Alignments of random points
Statistics shows that if you put lots of random points on a bounded flat surface you can find many alignments of random points. Some people think that this shows that such things as ley lines exist naturally as coincidences, and are therefore not interesting phenomena. Other people see this as a failure to understand scientific method which is about setting particular criteria for particular comparisons which can then reveal levels of probability.
One precise definition which expresses the generally accepted meaning of "alignment" as:
One simple definition of "straight path of width w" is the set of all points within a distance of w/2 of a straight line on a plane, or a great circle on a sphere, or in general any geodesic on any other kind of manifold. Note that in general an uncountable number of infinitesimally different straight paths will contain any given set of points that are aligned in this way, so only the existence of at least one straight path is important to consider whether a set of points is an alignment.

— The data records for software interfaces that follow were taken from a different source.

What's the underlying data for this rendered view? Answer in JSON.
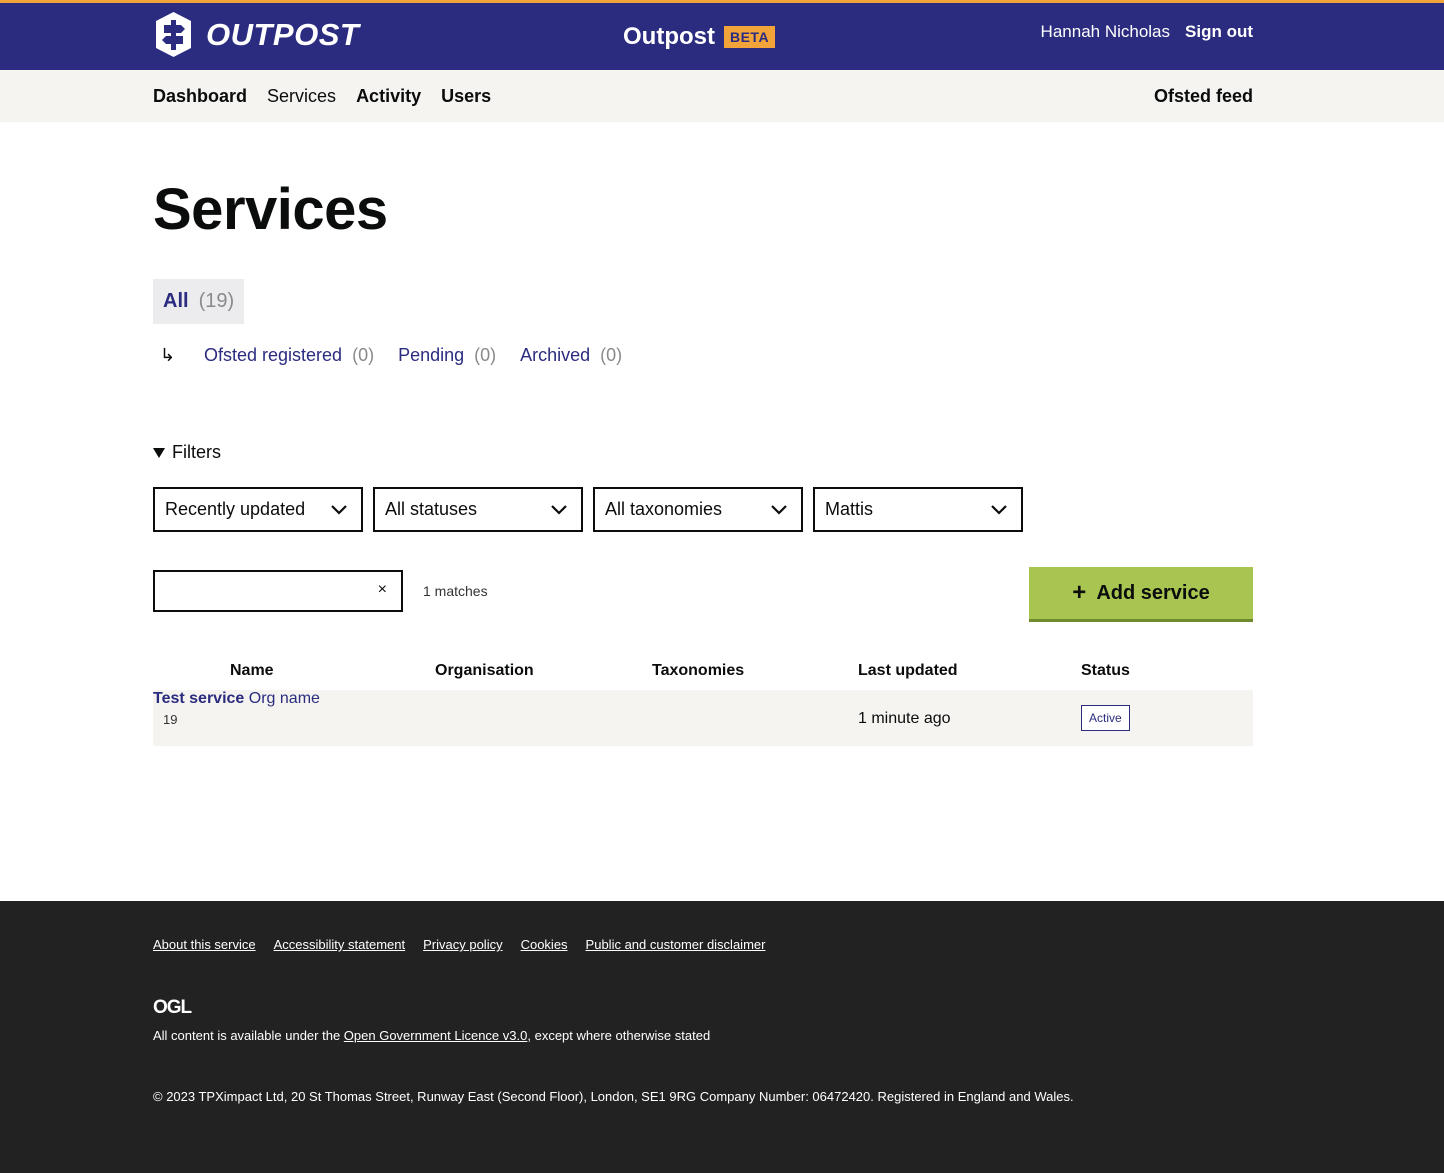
{
  "header": {
    "logo_text": "OUTPOST",
    "app_name": "Outpost",
    "badge": "BETA",
    "user_name": "Hannah Nicholas",
    "sign_out": "Sign out",
    "colors": {
      "brand": "#2b2c7f",
      "accent": "#f2a33a"
    }
  },
  "nav": {
    "items": [
      {
        "label": "Dashboard"
      },
      {
        "label": "Services"
      },
      {
        "label": "Activity"
      },
      {
        "label": "Users"
      }
    ],
    "right": "Ofsted feed"
  },
  "page": {
    "title": "Services"
  },
  "tabs": {
    "all": {
      "label": "All",
      "count": "(19)"
    },
    "arrow": "↳",
    "sub": [
      {
        "label": "Ofsted registered",
        "count": "(0)"
      },
      {
        "label": "Pending",
        "count": "(0)"
      },
      {
        "label": "Archived",
        "count": "(0)"
      }
    ]
  },
  "filters": {
    "toggle_label": "Filters",
    "selects": [
      {
        "value": "Recently updated"
      },
      {
        "value": "All statuses"
      },
      {
        "value": "All taxonomies"
      },
      {
        "value": "Mattis"
      }
    ]
  },
  "search": {
    "value": "",
    "clear": "×",
    "matches": "1 matches"
  },
  "add_service": {
    "icon": "+",
    "label": "Add service",
    "color": "#a8c551"
  },
  "table": {
    "headers": {
      "name": "Name",
      "organisation": "Organisation",
      "taxonomies": "Taxonomies",
      "last_updated": "Last updated",
      "status": "Status"
    },
    "rows": [
      {
        "num": "19",
        "name": "Test service",
        "organisation": "Org name",
        "taxonomies": "",
        "last_updated": "1 minute ago",
        "status": "Active"
      }
    ]
  },
  "footer": {
    "links": [
      {
        "label": "About this service"
      },
      {
        "label": "Accessibility statement"
      },
      {
        "label": "Privacy policy"
      },
      {
        "label": "Cookies"
      },
      {
        "label": "Public and customer disclaimer"
      }
    ],
    "ogl": "OGL",
    "licence_pre": "All content is available under the ",
    "licence_link": "Open Government Licence v3.0",
    "licence_post": ", except where otherwise stated",
    "copyright": "© 2023 TPXimpact Ltd, 20 St Thomas Street, Runway East (Second Floor), London, SE1 9RG Company Number: 06472420. Registered in England and Wales."
  }
}
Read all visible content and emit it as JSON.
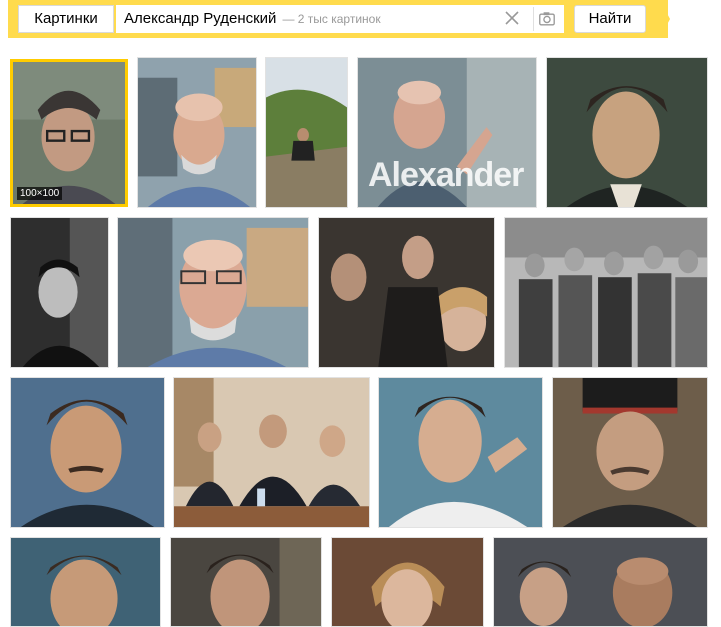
{
  "search": {
    "tab_label": "Картинки",
    "query": "Александр Руденский",
    "count_label": "— 2 тыс картинок",
    "submit_label": "Найти"
  },
  "results": [
    {
      "name": "portrait-glasses-man",
      "size_label": "100×100",
      "selected": true
    },
    {
      "name": "scientist-lab-glasses"
    },
    {
      "name": "man-sitting-hillside"
    },
    {
      "name": "speaker-with-caption",
      "overlay_text": "Alexander"
    },
    {
      "name": "young-man-portrait-sepia"
    },
    {
      "name": "young-man-bw-portrait"
    },
    {
      "name": "scientist-lab-closeup"
    },
    {
      "name": "film-still-group"
    },
    {
      "name": "protest-crowd-bw"
    },
    {
      "name": "officer-mustache-portrait"
    },
    {
      "name": "press-conference-panel"
    },
    {
      "name": "man-gesturing-film-still"
    },
    {
      "name": "cossack-officer-cap"
    },
    {
      "name": "actor-closeup-bottom-1"
    },
    {
      "name": "actor-closeup-bottom-2"
    },
    {
      "name": "actress-closeup-bottom"
    },
    {
      "name": "two-men-film-still-bottom"
    }
  ]
}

For this reason, it is easier to count the sets of points, rather than the paths themselves.
The width w is important: it allows the fact that real-world features are not mathematical points, and that their positions need not line up exactly for them to be considered in alignment.
For example, using a 1mm pencil line to draw alignments on an 1:50,000 Ordnance Survey map, a suitable value of w would be 50m.
An estimate of the probability of alignments existing by chance
Statistically, finding alignments on a landscape gets progressively easier as the area to be considered increases. One way of understanding this phenomenon is to see that the increase in the number of possible combinations of points in that area overwhelms the decrease in the probability that any given set of points in that area line up.
The number of alignments found is very sensitive to the allowed width w, increasing approximately proportionately to wk-2, where k is the number of points in an alignment.
For those interested in the mathematics, the following is a very approximate estimate of the likelihood of alignments, assuming a plane covered with uniformly distributed "significant" points.
Consider a set of n points in an area with approximate diameter d. Consider a valid line to be one where every point is within distance w/2 of the line (that is, lies on a track of width w.
Consider all the unordered sets of k points from the n points, of which there are
What is the probability that any given set of points is co-linear in this way? Let's very roughly consider the line between the "leftmost" and "rightmost" two points of the k selected points (for some arbitrary left/right axis: we can choose top and bottom for the exceptional vertical case). These two points are by definition on this line. For each of the remaining k-2 points, the probability that the point is "near enough" to the line is roughly w/d.
So, the expected number of k-point ley lines is very roughly
For n >> k this is approximately
Now assume that area is equal to d2, and say there is a density α of points such that n = αd2.
Then we have the expected number of lines equal to:
and an area density of k-point lines of:
Gathering the terms in k we have an areal density of k-point lines of:
Thus, contrary to intuition, the number of k-point lines expected from random chance increases much more than linearly with the size of the area considered.
Computer simulation of alignments
Computer simulations show that points on a plane tend to form alignments similar to those found by ley hunters in numbers consistent with the order-of-magnitude estimates above, suggesting that ley lines may also be generated by chance. This phenomenon occurs regardless of whether the points are generated pseudo-randomly by computer, or from data sets of non-magical features such as pizza restaurants.
It is easy to find alignments of 4 to 8 points in reasonably small data sets with w = 50m. Choosing large areas or larger values of w makes it easy to find alignments of 20 or more points.